→ About this exercise: Exactly as shown, give the full listing again.

→ Excerpted data:

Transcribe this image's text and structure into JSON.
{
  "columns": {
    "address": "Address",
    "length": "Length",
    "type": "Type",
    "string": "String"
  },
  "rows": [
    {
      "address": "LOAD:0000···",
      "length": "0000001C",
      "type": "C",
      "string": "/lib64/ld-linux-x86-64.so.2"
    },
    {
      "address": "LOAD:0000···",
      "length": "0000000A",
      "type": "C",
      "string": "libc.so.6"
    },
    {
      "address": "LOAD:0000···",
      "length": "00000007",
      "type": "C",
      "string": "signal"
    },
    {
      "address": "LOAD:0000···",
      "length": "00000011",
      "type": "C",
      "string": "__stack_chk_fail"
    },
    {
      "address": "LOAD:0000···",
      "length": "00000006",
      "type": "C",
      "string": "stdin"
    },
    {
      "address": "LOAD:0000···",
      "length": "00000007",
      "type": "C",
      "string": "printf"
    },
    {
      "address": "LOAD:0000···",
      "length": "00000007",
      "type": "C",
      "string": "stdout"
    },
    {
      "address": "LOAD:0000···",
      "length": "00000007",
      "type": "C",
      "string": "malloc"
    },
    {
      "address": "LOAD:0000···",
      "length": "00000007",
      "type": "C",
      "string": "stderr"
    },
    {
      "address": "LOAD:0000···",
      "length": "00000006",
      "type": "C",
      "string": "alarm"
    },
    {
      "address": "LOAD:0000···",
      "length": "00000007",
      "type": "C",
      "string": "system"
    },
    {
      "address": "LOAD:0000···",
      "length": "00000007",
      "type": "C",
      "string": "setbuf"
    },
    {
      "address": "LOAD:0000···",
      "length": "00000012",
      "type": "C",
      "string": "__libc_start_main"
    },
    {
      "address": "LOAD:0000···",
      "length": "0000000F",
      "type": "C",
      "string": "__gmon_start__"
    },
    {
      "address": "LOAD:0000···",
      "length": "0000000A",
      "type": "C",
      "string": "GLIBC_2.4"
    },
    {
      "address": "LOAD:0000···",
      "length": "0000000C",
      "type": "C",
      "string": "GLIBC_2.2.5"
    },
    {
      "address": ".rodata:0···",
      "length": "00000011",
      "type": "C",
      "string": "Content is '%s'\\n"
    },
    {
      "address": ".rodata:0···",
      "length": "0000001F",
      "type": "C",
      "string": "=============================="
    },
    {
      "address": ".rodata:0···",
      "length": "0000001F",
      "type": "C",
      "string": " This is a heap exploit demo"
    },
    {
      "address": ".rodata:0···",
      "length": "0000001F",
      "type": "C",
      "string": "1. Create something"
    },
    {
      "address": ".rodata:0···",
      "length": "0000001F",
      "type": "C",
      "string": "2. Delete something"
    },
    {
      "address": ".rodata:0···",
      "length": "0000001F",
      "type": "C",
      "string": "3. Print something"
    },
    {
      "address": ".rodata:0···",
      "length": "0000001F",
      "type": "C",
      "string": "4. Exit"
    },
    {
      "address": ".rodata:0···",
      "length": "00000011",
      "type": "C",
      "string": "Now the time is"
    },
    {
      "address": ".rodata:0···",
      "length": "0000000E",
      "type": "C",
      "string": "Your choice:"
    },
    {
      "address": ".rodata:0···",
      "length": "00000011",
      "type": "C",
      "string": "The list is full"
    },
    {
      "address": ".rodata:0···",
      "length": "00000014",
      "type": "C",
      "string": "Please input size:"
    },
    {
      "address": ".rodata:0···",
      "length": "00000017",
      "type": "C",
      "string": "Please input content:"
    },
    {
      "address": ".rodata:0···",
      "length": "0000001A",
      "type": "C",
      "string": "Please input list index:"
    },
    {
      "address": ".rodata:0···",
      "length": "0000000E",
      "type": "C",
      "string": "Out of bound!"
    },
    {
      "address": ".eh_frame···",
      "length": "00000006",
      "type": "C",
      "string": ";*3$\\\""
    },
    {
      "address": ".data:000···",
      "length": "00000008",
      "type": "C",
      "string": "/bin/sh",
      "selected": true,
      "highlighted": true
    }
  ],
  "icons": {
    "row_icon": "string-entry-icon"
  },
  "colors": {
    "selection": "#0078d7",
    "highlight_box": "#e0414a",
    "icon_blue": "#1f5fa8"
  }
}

→ Finished task:
Transcribe this image's text and structure into JSON.
{
  "columns": {
    "address": "Address",
    "length": "Length",
    "type": "Type",
    "string": "String"
  },
  "rows": [
    {
      "address": "LOAD:0000···",
      "length": "0000001C",
      "type": "C",
      "string": "/lib64/ld-linux-x86-64.so.2"
    },
    {
      "address": "LOAD:0000···",
      "length": "0000000A",
      "type": "C",
      "string": "libc.so.6"
    },
    {
      "address": "LOAD:0000···",
      "length": "00000007",
      "type": "C",
      "string": "signal"
    },
    {
      "address": "LOAD:0000···",
      "length": "00000011",
      "type": "C",
      "string": "__stack_chk_fail"
    },
    {
      "address": "LOAD:0000···",
      "length": "00000006",
      "type": "C",
      "string": "stdin"
    },
    {
      "address": "LOAD:0000···",
      "length": "00000007",
      "type": "C",
      "string": "printf"
    },
    {
      "address": "LOAD:0000···",
      "length": "00000007",
      "type": "C",
      "string": "stdout"
    },
    {
      "address": "LOAD:0000···",
      "length": "00000007",
      "type": "C",
      "string": "malloc"
    },
    {
      "address": "LOAD:0000···",
      "length": "00000007",
      "type": "C",
      "string": "stderr"
    },
    {
      "address": "LOAD:0000···",
      "length": "00000006",
      "type": "C",
      "string": "alarm"
    },
    {
      "address": "LOAD:0000···",
      "length": "00000007",
      "type": "C",
      "string": "system"
    },
    {
      "address": "LOAD:0000···",
      "length": "00000007",
      "type": "C",
      "string": "setbuf"
    },
    {
      "address": "LOAD:0000···",
      "length": "00000012",
      "type": "C",
      "string": "__libc_start_main"
    },
    {
      "address": "LOAD:0000···",
      "length": "0000000F",
      "type": "C",
      "string": "__gmon_start__"
    },
    {
      "address": "LOAD:0000···",
      "length": "0000000A",
      "type": "C",
      "string": "GLIBC_2.4"
    },
    {
      "address": "LOAD:0000···",
      "length": "0000000C",
      "type": "C",
      "string": "GLIBC_2.2.5"
    },
    {
      "address": ".rodata:0···",
      "length": "00000011",
      "type": "C",
      "string": "Content is '%s'\\n"
    },
    {
      "address": ".rodata:0···",
      "length": "0000001F",
      "type": "C",
      "string": "=============================="
    },
    {
      "address": ".rodata:0···",
      "length": "0000001F",
      "type": "C",
      "string": " This is a heap exploit demo"
    },
    {
      "address": ".rodata:0···",
      "length": "0000001F",
      "type": "C",
      "string": "1. Create something"
    },
    {
      "address": ".rodata:0···",
      "length": "0000001F",
      "type": "C",
      "string": "2. Delete something"
    },
    {
      "address": ".rodata:0···",
      "length": "0000001F",
      "type": "C",
      "string": "3. Print something"
    },
    {
      "address": ".rodata:0···",
      "length": "0000001F",
      "type": "C",
      "string": "4. Exit"
    },
    {
      "address": ".rodata:0···",
      "length": "00000011",
      "type": "C",
      "string": "Now the time is"
    },
    {
      "address": ".rodata:0···",
      "length": "0000000E",
      "type": "C",
      "string": "Your choice:"
    },
    {
      "address": ".rodata:0···",
      "length": "00000011",
      "type": "C",
      "string": "The list is full"
    },
    {
      "address": ".rodata:0···",
      "length": "00000014",
      "type": "C",
      "string": "Please input size:"
    },
    {
      "address": ".rodata:0···",
      "length": "00000017",
      "type": "C",
      "string": "Please input content:"
    },
    {
      "address": ".rodata:0···",
      "length": "0000001A",
      "type": "C",
      "string": "Please input list index:"
    },
    {
      "address": ".rodata:0···",
      "length": "0000000E",
      "type": "C",
      "string": "Out of bound!"
    },
    {
      "address": ".eh_frame···",
      "length": "00000006",
      "type": "C",
      "string": ";*3$\\\""
    },
    {
      "address": ".data:000···",
      "length": "00000008",
      "type": "C",
      "string": "/bin/sh",
      "selected": true,
      "highlighted": true
    }
  ],
  "icons": {
    "row_icon": "string-entry-icon"
  },
  "colors": {
    "selection": "#0078d7",
    "highlight_box": "#e0414a",
    "icon_blue": "#1f5fa8"
  }
}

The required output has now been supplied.